## TASK REQUIREMENTS
Every line from the one that includes "Convert this screenshot" to the end of the entries should be written out exactly, with the first and last included.

## PROVIDED MATERIAL
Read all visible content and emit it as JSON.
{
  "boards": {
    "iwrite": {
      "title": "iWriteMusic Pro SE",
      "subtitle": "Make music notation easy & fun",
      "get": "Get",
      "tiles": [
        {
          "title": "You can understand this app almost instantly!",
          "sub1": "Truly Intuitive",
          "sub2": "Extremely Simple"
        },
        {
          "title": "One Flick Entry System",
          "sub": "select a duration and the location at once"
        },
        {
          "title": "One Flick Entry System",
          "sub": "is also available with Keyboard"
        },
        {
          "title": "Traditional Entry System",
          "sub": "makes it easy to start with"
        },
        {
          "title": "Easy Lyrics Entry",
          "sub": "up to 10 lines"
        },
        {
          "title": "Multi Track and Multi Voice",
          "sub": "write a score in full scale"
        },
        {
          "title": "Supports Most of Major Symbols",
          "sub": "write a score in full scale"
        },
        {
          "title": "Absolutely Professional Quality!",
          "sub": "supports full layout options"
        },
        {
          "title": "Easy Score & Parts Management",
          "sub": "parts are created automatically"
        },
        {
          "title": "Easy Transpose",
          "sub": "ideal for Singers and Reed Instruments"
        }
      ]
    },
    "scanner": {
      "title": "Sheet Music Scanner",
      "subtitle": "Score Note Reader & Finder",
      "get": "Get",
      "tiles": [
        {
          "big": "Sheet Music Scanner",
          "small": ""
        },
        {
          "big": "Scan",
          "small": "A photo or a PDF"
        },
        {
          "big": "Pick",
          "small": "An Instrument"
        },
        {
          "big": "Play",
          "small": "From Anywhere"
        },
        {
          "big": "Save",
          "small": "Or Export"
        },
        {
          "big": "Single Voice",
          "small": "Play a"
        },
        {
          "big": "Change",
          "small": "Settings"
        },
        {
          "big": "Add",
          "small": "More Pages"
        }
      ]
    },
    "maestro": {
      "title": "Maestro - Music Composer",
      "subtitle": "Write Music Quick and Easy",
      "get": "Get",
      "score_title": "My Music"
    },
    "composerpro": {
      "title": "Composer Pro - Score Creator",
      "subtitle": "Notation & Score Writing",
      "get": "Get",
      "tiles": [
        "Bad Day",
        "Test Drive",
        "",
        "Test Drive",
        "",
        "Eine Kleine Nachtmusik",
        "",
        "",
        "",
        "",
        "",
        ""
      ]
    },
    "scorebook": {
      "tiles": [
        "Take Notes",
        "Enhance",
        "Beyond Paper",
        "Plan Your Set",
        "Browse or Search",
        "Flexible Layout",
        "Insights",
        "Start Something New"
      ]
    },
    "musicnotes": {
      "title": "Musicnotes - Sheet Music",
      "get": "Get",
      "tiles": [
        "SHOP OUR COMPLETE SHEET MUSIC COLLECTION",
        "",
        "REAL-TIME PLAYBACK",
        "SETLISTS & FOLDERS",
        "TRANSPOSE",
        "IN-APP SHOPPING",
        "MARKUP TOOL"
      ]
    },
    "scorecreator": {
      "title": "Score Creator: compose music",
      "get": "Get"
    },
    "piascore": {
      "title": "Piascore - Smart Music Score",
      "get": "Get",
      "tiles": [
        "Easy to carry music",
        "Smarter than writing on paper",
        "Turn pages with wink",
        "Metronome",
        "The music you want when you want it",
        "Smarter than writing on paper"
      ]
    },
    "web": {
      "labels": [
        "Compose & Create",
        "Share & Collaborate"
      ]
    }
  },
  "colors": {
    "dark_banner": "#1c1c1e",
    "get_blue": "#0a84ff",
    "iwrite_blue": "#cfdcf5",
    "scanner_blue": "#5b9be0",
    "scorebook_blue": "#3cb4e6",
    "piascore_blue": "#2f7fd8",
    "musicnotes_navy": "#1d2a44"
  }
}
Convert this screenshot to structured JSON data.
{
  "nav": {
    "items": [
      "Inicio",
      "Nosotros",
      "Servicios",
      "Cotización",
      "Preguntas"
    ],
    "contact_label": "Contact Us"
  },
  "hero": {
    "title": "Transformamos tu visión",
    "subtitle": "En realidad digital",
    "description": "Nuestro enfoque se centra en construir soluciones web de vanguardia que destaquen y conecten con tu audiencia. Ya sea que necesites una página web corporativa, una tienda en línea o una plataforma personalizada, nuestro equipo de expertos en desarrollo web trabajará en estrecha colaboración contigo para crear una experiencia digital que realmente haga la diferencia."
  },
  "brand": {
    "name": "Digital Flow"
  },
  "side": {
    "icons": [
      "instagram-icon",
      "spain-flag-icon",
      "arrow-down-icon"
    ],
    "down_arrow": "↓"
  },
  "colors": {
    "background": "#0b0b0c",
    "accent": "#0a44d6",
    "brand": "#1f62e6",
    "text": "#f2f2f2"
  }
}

## RESULT OF THIS EXERCISE
Convert this screenshot to structured JSON data.
{
  "nav": {
    "items": [
      "Inicio",
      "Nosotros",
      "Servicios",
      "Cotización",
      "Preguntas"
    ],
    "contact_label": "Contact Us"
  },
  "hero": {
    "title": "Transformamos tu visión",
    "subtitle": "En realidad digital",
    "description": "Nuestro enfoque se centra en construir soluciones web de vanguardia que destaquen y conecten con tu audiencia. Ya sea que necesites una página web corporativa, una tienda en línea o una plataforma personalizada, nuestro equipo de expertos en desarrollo web trabajará en estrecha colaboración contigo para crear una experiencia digital que realmente haga la diferencia."
  },
  "brand": {
    "name": "Digital Flow"
  },
  "side": {
    "icons": [
      "instagram-icon",
      "spain-flag-icon",
      "arrow-down-icon"
    ],
    "down_arrow": "↓"
  },
  "colors": {
    "background": "#0b0b0c",
    "accent": "#0a44d6",
    "brand": "#1f62e6",
    "text": "#f2f2f2"
  }
}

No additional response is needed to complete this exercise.